Bankrupt boss of Layezy Racing syndicate admits he owes £22m to thousands of members
- Mike Stanley’s betting syndicate was closed down after Sportsmail investigation
- Former police officer declared himself bankrupt owing £22million to members
- He told insolvency practitioners he failed to deal with membership growth
- Thousands fear they were unwitting victims of a Ponzi scheme run by Stanley
Mike Stanley, whose betting syndicate Layezy Racing was closed down after a Sportsmail investigation, declared himself bankrupt owing £22million to syndicate members, it has emerged.
The former Kent Police officer told insolvency practitioners he had ‘computer problems’ and that the business had become too big to manage, with the membership having grown to 4,500 in the last year.
Mr Stanley told case officers that when he forgot to put on a bet he would input information on his computer, which would incorrectly show members their money was going up.
Sportsmail revealed earlier this year that thousands of hard-working individuals in Kent and Essex had invested their savings in the betting syndicate, which operated on a word-of-mouth basis and had a rewards scheme to incentivise recommending friends and family.
Many now fear they were the victims of a Ponzi scheme. Mr Stanley has been questioned by police and a search warrant executed on his house in Maidstone, Kent.
A report by the Insolvency Register says there may be a shortfall on the £22m but that was the figure Mr Stanley had given.
Mike Stanley, the owner of betting syndicate Layezy Racing, declared himself bankrupt
Indeed, some members were initially told by administrators Duff and Phelps that the liabilities from the syndicate could be as much as £80m.
It has been estimated by case officers that Mr Stanley, who also founded the Layezy Racing Owners Club with 23 horses, has more than £2m in assets, including £1m in freehold property, an £80,000 Rolex watch and two cars worth a combined £98,000.
He has 23 personal bank accounts but the balances are unknown.
The report, which has been circulated to syndicate members, says: ‘When asked what his salary was from the business, he said he took what he needed at the time.
‘He said all properties were financed through the business and towards the end it became a pot, using it for everything.
The former police officer told insolvency practitioners he had ‘computer problems’
‘The owners club was set up to care for the horses; the syndicate money was used to purchase the horses.’
The report also states: ‘In addition to the assets mentioned above, I have been made aware there is also $482,309.51 in Bitcoins and £52,315.47 in Ethereum to be realised depending on their current value.
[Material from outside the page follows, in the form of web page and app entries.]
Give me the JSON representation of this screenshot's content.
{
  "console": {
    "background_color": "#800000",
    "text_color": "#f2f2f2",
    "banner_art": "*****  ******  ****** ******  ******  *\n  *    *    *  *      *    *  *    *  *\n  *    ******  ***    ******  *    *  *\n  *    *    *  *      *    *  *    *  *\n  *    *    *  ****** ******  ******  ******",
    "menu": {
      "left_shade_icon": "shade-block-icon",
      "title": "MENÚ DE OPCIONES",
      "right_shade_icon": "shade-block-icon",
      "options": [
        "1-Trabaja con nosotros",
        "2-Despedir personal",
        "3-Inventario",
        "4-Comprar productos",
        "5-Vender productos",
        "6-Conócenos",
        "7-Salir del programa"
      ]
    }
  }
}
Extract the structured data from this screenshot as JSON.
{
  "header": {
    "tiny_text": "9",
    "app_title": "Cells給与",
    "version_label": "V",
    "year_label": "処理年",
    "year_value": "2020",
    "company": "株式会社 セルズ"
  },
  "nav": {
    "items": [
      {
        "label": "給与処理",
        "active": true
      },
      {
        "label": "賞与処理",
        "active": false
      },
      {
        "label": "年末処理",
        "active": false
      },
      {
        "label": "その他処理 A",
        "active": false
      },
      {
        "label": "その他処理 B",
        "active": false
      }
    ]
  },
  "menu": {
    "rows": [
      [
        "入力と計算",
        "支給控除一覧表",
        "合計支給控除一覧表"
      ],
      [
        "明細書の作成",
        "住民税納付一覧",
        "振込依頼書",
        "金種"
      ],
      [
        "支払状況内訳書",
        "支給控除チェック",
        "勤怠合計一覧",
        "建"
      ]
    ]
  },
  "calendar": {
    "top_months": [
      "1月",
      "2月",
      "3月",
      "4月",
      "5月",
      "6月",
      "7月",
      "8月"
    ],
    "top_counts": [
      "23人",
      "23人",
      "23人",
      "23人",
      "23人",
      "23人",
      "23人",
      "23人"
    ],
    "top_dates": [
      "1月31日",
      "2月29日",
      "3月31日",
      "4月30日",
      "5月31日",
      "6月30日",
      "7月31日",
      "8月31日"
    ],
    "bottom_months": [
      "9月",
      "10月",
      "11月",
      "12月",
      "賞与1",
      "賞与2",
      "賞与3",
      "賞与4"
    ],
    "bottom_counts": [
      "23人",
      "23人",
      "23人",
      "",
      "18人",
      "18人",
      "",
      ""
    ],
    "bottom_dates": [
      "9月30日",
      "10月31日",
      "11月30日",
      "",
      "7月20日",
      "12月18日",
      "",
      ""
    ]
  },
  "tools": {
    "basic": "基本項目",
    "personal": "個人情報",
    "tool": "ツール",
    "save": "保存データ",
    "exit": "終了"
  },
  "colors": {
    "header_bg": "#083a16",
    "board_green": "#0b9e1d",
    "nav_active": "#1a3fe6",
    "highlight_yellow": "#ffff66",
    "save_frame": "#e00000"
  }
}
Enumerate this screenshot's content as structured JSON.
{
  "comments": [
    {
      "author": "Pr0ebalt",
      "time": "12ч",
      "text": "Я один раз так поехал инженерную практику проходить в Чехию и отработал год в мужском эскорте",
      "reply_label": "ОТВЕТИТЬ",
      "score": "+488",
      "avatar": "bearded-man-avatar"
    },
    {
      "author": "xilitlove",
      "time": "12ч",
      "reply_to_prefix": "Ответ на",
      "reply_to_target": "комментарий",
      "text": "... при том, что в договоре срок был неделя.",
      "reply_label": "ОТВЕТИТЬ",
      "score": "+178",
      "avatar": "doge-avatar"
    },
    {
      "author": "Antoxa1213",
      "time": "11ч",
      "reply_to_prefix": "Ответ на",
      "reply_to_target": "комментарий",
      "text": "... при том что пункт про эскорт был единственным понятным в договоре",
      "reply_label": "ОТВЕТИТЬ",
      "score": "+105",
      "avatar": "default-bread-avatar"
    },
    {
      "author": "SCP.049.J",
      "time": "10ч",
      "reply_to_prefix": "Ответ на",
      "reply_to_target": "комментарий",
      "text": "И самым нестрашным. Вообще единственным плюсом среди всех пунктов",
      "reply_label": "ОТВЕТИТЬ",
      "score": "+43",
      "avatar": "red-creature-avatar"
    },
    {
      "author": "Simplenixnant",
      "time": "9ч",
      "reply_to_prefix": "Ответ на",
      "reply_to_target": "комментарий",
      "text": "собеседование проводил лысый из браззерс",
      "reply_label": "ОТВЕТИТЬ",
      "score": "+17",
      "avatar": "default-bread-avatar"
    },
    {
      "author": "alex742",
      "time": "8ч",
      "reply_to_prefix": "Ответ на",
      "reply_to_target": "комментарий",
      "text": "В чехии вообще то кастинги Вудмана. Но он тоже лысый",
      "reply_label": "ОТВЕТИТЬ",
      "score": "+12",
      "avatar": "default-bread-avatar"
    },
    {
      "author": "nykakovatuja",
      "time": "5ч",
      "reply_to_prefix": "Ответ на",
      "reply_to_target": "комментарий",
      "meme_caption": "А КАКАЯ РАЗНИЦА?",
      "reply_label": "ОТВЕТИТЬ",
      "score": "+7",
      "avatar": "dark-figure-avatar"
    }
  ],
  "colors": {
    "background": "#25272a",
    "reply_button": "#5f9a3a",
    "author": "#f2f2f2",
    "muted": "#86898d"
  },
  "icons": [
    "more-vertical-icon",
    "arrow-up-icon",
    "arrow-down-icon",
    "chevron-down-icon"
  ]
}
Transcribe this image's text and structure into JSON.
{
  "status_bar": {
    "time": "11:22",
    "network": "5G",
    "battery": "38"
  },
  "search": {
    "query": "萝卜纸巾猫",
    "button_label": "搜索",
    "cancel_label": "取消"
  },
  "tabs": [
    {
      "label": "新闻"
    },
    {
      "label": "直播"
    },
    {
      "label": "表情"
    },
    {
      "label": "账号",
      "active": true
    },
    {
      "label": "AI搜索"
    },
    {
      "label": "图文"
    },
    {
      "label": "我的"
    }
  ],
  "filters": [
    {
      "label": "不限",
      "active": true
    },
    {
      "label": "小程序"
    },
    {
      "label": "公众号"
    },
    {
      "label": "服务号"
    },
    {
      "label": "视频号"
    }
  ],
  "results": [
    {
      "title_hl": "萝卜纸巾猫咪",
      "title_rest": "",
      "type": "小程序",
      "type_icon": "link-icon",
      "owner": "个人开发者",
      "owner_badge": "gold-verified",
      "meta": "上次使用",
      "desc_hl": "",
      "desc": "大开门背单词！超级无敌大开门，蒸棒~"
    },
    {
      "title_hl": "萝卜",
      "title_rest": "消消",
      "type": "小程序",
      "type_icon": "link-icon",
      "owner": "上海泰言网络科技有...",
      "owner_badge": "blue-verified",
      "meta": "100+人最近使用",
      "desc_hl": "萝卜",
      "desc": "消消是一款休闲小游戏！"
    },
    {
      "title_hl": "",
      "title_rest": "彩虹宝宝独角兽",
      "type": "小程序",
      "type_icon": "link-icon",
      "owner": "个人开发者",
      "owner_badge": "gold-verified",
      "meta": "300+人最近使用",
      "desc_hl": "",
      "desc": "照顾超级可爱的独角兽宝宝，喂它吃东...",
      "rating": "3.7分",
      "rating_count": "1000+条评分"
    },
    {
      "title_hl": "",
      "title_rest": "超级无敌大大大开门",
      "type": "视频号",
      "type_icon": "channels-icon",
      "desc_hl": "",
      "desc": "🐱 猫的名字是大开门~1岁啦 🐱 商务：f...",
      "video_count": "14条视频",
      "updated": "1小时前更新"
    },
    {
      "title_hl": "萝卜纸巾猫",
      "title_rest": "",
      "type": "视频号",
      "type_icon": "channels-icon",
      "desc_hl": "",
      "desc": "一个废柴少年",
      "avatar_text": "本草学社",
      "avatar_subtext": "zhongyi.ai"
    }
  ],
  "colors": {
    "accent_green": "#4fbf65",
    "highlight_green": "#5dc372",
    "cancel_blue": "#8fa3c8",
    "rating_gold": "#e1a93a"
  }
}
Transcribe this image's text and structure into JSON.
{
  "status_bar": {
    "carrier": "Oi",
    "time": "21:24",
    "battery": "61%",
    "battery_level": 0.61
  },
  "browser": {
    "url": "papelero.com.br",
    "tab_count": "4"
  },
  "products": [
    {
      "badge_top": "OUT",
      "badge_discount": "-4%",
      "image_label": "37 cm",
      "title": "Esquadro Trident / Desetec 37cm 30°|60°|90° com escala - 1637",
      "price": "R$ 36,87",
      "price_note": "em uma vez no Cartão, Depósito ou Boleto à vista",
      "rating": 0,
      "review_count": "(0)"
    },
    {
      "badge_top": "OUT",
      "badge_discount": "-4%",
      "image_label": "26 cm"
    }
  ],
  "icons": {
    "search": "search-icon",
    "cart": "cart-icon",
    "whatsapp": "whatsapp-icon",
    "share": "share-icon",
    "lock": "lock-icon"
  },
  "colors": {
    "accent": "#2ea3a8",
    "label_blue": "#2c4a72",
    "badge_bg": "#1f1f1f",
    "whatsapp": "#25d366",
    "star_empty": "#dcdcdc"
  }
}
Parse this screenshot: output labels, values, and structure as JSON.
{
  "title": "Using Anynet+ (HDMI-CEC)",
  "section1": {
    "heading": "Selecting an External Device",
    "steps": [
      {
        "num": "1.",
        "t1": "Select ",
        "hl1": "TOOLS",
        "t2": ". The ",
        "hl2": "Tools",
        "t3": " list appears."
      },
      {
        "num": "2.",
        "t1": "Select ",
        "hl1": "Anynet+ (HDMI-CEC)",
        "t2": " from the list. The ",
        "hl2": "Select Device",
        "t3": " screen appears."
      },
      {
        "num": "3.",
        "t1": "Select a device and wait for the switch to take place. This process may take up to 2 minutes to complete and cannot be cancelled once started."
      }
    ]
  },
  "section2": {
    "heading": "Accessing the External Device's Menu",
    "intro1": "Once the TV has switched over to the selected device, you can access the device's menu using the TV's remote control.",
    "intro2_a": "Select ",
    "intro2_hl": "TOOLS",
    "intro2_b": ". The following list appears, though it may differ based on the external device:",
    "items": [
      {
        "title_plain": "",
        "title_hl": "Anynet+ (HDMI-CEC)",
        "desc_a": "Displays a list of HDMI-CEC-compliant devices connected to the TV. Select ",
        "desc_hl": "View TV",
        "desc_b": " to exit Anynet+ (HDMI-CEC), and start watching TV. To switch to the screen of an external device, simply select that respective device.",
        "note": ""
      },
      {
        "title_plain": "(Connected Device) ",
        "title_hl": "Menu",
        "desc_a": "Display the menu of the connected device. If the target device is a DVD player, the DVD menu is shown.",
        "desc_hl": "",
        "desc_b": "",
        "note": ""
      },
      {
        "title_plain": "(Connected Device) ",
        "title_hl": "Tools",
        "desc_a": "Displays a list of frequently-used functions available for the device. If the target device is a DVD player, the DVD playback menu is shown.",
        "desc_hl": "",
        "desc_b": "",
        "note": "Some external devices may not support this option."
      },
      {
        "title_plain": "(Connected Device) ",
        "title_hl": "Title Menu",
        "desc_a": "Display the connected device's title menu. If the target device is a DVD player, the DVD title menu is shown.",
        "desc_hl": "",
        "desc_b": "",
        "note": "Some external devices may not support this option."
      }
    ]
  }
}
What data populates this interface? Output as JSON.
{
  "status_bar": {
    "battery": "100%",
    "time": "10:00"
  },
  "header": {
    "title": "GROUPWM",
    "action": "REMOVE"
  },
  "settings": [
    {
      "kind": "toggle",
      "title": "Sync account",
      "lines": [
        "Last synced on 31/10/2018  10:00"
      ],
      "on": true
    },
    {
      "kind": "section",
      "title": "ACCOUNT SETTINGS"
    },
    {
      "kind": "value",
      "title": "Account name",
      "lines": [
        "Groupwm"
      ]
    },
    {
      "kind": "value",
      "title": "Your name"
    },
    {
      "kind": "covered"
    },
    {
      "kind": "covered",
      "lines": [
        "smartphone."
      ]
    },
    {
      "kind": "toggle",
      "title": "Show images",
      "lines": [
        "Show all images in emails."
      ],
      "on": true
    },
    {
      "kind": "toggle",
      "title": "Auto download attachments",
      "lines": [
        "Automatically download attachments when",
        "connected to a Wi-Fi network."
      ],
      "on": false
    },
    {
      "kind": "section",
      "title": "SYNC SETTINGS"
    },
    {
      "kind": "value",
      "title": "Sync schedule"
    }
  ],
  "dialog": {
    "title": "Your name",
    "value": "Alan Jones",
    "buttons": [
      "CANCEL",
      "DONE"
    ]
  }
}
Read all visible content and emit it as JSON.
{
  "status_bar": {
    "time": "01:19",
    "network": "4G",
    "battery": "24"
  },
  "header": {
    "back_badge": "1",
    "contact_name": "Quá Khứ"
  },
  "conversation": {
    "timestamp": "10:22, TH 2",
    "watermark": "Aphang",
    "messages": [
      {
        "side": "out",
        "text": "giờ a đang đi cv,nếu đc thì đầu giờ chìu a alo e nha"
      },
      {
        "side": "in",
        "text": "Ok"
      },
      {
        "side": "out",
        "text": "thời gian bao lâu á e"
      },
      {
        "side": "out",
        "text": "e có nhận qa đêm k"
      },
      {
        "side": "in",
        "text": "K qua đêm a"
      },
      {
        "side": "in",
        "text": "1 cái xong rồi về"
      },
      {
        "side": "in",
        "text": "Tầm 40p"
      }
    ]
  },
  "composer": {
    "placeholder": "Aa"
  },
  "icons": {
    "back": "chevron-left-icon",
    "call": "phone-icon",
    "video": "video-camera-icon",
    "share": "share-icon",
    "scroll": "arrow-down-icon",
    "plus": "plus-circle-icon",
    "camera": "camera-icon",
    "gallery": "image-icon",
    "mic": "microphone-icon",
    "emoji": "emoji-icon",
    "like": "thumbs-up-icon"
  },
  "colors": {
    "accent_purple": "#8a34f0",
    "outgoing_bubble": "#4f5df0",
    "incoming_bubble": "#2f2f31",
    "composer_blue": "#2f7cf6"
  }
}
There is £118,393.91 in foreign exchange, €555,095.88 in silver bullion and $100,000 in an investment account in Australia.
‘All of these matters and the realisable value the trustees of Mr Stanley’s bankruptcy are dealing with.’